**Task objective:** For the data below, report the number of lines that contain the string "this" and nothing else.

**Input:**
-*-*-
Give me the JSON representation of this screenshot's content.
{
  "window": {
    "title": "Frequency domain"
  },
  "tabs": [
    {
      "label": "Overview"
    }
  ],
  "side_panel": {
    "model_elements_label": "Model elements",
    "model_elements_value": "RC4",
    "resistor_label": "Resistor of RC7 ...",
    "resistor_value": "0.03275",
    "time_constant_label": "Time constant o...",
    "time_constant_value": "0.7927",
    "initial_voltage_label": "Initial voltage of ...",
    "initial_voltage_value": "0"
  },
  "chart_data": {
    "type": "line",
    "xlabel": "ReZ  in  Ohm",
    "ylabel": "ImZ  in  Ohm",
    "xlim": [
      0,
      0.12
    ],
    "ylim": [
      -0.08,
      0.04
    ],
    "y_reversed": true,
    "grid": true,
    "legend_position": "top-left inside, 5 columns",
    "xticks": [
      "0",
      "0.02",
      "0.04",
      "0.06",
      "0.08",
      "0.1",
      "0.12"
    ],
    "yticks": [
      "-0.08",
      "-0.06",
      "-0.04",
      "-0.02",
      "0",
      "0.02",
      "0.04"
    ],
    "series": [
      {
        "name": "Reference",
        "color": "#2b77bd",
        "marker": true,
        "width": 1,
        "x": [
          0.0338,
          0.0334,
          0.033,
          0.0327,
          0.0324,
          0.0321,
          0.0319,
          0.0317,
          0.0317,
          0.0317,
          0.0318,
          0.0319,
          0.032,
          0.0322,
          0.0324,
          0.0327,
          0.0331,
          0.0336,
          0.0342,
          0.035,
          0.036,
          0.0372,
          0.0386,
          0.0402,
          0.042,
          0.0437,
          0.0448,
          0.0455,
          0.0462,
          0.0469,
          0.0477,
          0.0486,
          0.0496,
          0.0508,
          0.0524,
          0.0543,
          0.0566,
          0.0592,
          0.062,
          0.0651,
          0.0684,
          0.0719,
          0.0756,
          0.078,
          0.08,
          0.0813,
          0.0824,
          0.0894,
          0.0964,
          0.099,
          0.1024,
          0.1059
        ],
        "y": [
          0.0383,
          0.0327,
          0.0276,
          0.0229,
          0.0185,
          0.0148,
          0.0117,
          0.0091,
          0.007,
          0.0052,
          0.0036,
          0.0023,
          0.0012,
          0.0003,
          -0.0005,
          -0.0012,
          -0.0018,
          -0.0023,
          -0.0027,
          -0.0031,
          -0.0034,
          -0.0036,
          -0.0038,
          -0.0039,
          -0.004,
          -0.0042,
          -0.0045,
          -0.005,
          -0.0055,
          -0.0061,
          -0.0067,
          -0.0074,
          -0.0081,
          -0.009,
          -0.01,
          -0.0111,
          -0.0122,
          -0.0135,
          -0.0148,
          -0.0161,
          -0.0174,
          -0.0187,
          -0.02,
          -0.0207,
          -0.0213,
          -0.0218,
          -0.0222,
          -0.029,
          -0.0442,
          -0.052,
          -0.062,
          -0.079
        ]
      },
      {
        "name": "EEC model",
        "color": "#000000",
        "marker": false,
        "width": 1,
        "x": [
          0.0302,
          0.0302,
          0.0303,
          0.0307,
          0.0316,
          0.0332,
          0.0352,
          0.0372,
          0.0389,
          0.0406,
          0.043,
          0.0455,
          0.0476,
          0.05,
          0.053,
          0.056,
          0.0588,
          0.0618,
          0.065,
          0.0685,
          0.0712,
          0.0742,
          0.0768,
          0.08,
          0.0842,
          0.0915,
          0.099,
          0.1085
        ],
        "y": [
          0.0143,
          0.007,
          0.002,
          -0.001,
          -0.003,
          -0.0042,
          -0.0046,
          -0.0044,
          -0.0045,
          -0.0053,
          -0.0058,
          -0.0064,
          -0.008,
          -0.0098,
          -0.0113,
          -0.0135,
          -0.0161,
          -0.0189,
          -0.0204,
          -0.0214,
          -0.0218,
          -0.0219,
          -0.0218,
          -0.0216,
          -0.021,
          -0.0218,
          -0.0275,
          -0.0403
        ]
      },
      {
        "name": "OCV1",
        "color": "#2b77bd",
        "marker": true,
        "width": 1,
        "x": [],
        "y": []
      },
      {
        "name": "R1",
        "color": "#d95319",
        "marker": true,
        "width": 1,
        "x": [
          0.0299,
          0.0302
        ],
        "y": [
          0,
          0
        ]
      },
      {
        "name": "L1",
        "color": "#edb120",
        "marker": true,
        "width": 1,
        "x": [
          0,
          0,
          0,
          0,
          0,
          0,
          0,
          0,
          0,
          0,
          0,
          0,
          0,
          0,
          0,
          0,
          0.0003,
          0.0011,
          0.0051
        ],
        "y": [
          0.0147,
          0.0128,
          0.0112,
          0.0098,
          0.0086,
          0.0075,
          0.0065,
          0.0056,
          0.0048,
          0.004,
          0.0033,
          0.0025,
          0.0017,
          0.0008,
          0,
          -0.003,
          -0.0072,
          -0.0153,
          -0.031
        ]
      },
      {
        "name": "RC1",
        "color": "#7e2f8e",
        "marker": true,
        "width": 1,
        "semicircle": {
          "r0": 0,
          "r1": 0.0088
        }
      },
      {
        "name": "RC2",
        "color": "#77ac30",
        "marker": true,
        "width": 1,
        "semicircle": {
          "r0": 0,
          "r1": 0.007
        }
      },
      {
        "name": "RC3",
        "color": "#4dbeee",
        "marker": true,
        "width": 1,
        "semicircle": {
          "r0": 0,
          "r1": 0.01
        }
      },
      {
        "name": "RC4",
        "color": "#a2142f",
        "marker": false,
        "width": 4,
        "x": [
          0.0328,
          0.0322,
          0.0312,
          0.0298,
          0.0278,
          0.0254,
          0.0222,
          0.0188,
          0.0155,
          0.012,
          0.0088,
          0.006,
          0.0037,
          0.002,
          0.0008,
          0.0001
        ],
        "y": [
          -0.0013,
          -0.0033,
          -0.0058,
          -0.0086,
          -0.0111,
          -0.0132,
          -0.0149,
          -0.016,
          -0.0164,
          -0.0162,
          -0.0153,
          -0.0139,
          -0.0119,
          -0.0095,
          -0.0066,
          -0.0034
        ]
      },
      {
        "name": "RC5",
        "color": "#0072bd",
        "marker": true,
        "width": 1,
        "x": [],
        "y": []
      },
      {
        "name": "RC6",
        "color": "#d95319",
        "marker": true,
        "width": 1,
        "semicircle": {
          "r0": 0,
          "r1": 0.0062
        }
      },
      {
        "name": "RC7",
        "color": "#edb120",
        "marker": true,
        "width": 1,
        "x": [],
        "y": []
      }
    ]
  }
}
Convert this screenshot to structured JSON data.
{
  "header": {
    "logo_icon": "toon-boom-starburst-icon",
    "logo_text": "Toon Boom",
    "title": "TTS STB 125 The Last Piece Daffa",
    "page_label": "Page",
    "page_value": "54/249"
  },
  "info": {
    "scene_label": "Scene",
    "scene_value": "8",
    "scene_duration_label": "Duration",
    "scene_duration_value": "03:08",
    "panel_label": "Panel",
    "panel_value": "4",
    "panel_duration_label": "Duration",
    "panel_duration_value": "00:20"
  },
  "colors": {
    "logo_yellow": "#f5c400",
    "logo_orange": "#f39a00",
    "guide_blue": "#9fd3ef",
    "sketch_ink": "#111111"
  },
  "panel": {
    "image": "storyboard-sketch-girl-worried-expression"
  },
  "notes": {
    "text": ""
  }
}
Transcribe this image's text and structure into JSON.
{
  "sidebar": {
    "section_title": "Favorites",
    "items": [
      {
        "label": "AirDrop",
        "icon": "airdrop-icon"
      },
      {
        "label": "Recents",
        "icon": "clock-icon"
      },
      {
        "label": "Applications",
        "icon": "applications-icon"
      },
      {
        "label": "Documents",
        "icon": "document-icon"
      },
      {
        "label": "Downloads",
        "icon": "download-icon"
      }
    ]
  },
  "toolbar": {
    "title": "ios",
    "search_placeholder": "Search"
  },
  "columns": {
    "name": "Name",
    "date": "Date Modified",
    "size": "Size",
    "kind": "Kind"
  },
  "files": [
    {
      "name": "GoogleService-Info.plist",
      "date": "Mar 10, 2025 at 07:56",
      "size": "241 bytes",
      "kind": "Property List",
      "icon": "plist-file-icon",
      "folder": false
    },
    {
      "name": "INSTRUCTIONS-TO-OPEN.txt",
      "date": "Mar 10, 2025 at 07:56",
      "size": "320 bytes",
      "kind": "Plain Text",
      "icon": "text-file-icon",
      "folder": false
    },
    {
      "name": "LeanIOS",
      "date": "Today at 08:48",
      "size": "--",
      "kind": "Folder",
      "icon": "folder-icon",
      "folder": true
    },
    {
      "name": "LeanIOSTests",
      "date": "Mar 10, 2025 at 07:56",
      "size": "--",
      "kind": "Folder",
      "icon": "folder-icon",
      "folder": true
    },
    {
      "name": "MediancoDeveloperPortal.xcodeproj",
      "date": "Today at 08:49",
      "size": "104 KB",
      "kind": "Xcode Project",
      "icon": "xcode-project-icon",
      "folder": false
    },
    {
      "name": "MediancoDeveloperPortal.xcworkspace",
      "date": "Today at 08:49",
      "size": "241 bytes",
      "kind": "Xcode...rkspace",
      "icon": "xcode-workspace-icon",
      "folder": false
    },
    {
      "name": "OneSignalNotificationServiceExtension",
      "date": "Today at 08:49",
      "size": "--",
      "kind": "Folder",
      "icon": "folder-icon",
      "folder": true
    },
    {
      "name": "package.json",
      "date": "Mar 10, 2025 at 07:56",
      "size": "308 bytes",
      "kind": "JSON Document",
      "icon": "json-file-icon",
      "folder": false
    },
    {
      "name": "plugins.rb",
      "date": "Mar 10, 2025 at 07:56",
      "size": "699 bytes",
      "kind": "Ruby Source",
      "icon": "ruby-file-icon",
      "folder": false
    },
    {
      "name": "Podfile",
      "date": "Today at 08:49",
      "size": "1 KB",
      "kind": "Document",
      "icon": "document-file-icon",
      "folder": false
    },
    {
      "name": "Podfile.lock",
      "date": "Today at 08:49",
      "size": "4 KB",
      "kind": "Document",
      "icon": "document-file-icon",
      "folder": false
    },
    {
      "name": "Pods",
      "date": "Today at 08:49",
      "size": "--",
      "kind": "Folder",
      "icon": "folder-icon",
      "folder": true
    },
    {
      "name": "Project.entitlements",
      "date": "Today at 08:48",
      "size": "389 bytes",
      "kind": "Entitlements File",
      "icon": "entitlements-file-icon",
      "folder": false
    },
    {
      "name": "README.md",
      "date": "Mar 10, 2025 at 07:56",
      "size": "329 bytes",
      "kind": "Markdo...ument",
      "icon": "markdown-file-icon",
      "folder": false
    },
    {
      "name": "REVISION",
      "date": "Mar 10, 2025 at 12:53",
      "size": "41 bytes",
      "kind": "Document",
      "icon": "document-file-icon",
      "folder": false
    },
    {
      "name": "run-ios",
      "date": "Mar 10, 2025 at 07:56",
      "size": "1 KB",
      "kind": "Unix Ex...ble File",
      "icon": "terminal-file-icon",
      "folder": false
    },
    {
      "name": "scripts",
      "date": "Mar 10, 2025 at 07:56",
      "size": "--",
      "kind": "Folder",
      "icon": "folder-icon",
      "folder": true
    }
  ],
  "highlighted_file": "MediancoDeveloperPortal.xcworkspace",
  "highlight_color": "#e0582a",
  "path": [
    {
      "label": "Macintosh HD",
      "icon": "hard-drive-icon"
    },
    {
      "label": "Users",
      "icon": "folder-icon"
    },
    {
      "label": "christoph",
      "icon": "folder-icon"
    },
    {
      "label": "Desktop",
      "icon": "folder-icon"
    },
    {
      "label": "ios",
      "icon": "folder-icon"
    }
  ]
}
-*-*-
**The completed task:** 3